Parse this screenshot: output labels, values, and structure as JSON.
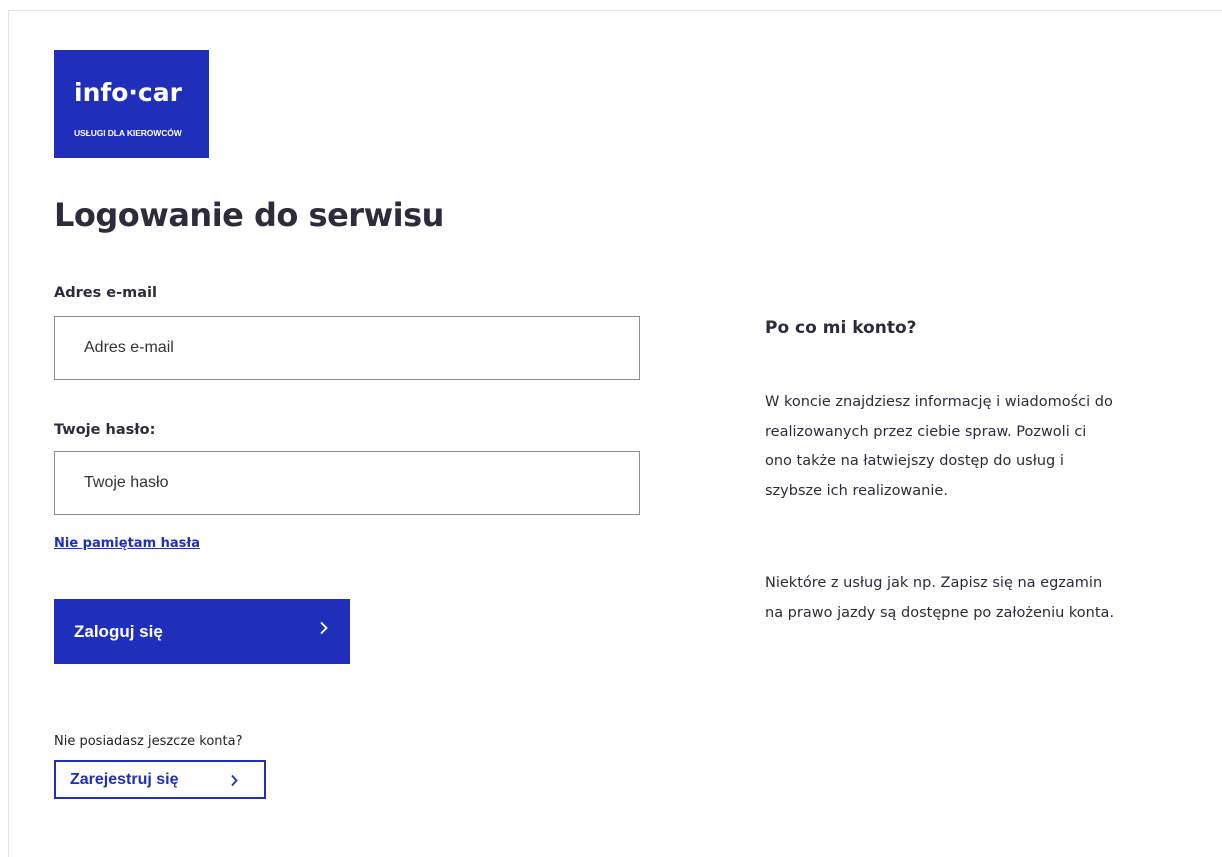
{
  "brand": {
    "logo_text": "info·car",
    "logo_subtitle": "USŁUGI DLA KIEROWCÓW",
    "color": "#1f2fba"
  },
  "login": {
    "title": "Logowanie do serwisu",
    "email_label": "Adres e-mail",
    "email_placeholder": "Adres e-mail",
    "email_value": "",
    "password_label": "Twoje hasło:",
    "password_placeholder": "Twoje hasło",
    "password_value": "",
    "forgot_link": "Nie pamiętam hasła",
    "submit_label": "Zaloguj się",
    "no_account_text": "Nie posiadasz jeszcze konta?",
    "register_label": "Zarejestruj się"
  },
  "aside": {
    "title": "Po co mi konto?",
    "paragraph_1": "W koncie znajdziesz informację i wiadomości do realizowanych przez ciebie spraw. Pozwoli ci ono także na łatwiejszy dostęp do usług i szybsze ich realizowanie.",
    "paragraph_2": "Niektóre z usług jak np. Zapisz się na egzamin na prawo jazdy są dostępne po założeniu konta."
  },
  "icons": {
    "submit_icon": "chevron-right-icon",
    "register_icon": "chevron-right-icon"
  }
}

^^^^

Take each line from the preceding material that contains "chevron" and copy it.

    "submit_icon": "chevron-right-icon",
    "register_icon": "chevron-right-icon"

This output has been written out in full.